Brief ->
Which lines in the records below contain the word "this"? Copy each one.

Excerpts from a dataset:
----------
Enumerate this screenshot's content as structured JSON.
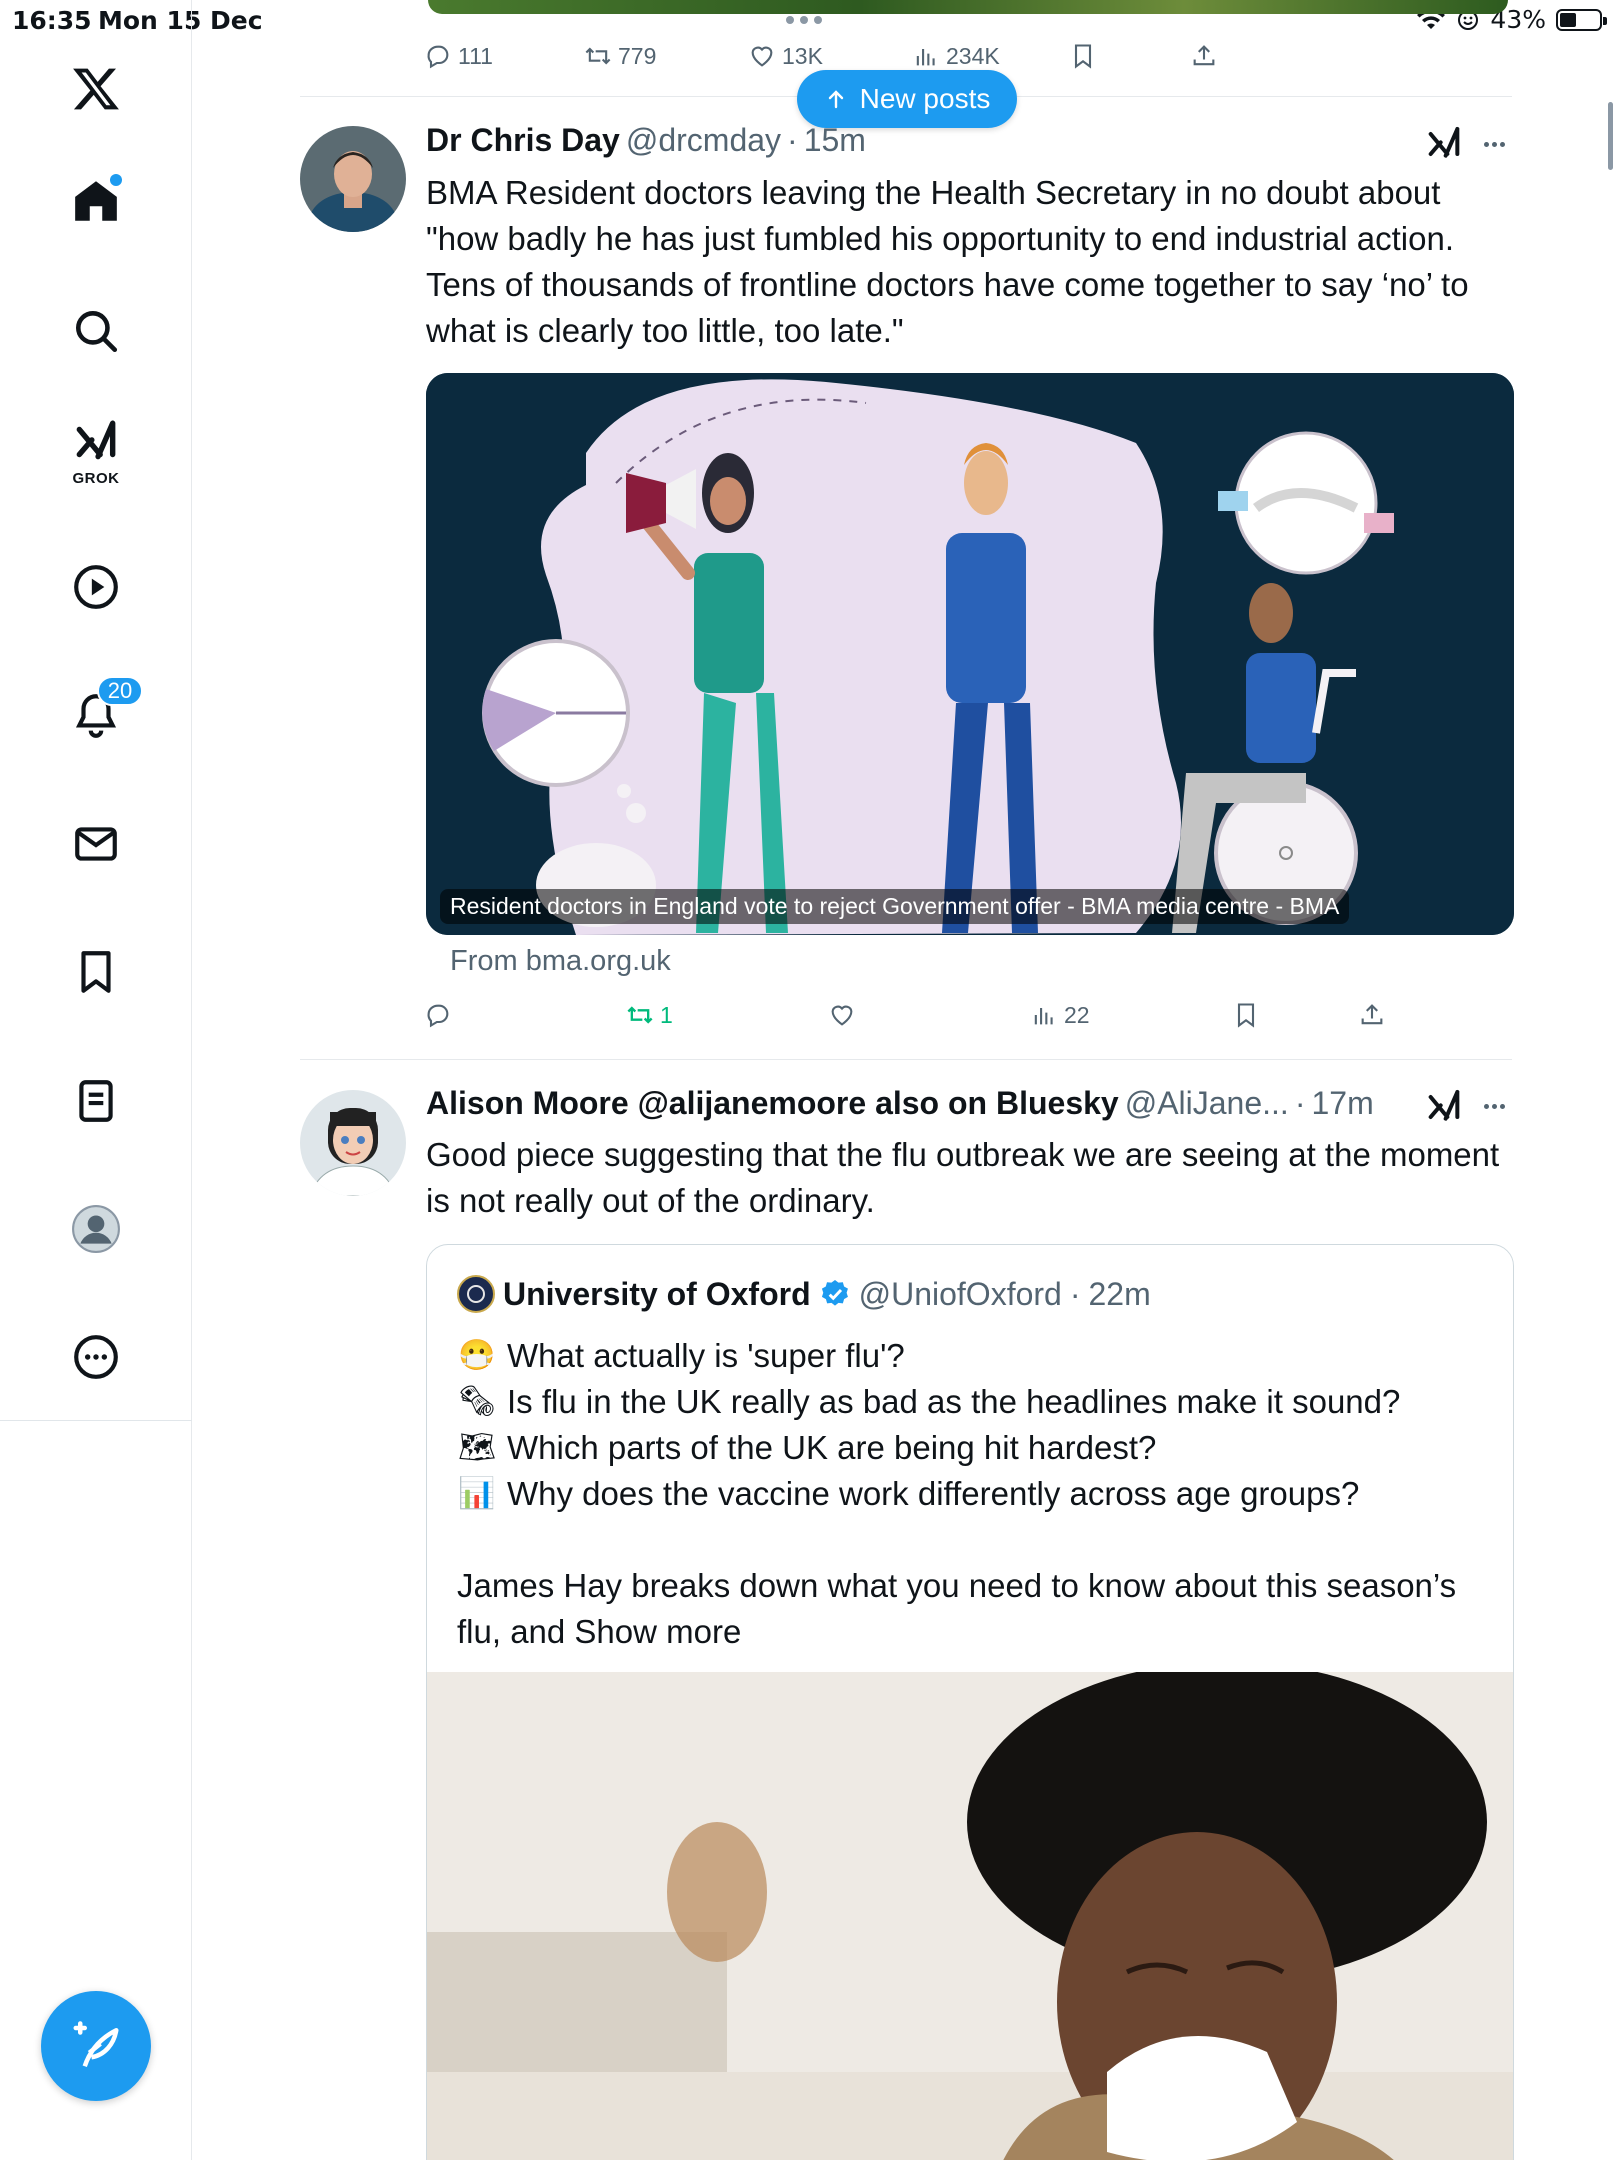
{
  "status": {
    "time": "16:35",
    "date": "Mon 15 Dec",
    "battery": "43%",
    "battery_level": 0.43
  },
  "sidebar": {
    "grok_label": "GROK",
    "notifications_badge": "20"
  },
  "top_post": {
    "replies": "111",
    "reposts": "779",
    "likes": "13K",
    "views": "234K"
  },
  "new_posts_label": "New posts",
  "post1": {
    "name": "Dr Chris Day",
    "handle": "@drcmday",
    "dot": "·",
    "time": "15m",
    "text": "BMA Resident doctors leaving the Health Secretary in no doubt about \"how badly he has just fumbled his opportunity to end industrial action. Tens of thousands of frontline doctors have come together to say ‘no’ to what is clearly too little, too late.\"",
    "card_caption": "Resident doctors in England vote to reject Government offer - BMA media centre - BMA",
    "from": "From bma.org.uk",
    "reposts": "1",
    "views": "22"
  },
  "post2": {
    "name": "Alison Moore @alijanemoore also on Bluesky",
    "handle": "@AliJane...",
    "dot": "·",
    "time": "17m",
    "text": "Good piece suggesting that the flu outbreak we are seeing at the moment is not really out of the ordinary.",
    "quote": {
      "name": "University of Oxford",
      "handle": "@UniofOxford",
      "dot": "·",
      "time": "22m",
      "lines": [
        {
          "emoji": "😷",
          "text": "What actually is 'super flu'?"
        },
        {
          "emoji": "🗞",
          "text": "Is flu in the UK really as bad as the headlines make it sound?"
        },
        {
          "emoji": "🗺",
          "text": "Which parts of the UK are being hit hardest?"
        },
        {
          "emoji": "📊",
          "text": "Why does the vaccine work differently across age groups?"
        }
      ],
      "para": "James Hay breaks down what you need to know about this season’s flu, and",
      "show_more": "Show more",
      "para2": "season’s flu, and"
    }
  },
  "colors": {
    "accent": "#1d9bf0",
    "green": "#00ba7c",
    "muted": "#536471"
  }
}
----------
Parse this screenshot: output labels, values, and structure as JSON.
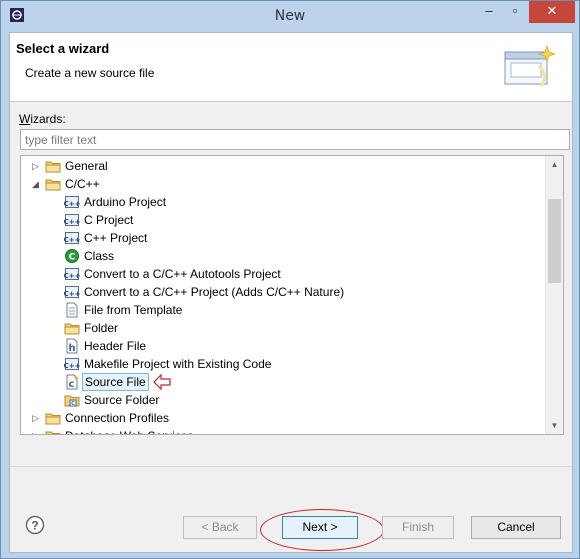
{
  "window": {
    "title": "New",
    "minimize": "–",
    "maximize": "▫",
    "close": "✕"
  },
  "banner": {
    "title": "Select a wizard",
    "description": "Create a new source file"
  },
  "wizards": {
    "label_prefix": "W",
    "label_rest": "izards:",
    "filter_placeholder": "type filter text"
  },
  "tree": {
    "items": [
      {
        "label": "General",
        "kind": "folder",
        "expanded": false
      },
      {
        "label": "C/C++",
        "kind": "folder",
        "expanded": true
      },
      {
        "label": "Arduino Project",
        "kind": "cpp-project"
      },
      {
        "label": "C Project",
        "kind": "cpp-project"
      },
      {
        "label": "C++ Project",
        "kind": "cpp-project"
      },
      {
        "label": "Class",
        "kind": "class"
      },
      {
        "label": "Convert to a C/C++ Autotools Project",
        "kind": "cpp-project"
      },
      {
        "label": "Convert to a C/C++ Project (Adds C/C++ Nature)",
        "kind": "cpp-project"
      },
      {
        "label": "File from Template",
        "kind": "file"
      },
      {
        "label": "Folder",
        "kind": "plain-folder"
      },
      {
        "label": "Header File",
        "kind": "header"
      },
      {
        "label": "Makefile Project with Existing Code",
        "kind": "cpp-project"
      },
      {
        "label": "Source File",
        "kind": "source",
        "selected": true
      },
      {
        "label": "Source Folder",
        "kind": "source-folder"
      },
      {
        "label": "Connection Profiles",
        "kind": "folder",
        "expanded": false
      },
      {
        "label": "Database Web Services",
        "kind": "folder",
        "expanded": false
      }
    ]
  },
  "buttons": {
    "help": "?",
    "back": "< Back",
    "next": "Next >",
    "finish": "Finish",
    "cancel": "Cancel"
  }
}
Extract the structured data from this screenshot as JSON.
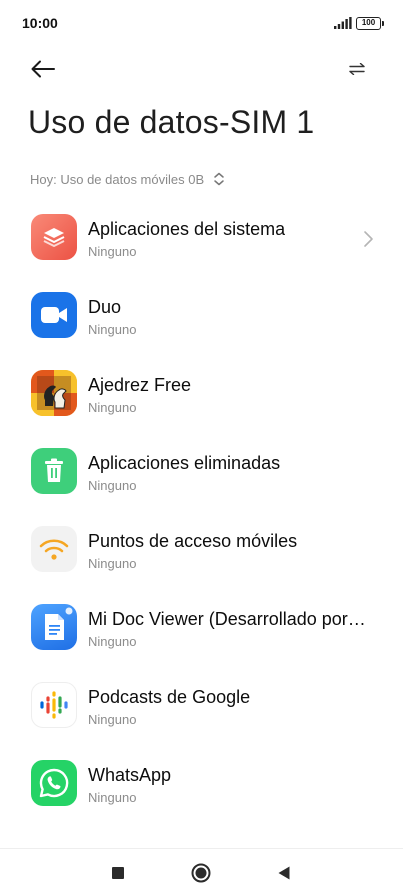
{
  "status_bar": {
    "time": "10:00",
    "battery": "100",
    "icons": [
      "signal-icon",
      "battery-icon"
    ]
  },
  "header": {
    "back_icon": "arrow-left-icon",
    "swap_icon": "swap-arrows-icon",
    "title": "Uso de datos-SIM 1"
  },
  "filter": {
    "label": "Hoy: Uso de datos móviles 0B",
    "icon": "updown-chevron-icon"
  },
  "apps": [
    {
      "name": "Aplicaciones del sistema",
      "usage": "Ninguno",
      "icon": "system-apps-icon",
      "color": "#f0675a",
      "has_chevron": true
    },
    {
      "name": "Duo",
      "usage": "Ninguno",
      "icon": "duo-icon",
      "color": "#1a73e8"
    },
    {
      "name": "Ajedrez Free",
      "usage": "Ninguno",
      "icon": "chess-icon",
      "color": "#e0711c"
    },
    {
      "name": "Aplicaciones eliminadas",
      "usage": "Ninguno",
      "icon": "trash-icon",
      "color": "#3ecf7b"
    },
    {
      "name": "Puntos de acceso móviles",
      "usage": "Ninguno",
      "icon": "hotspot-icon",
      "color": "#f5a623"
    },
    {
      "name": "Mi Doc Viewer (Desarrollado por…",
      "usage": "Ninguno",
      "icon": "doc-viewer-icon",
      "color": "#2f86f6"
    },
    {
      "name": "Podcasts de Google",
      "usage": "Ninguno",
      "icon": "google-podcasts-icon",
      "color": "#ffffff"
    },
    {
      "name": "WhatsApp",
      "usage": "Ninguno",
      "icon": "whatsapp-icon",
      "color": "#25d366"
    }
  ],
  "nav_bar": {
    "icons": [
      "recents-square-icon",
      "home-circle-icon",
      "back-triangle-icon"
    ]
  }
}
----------
Answer ->
Enumerate this screenshot's content as structured JSON.
      "para": "James Hay breaks down what you need to know about this season’s flu, and",
Parse this screenshot: output labels, values, and structure as JSON.
Extract the structured data from this screenshot as JSON.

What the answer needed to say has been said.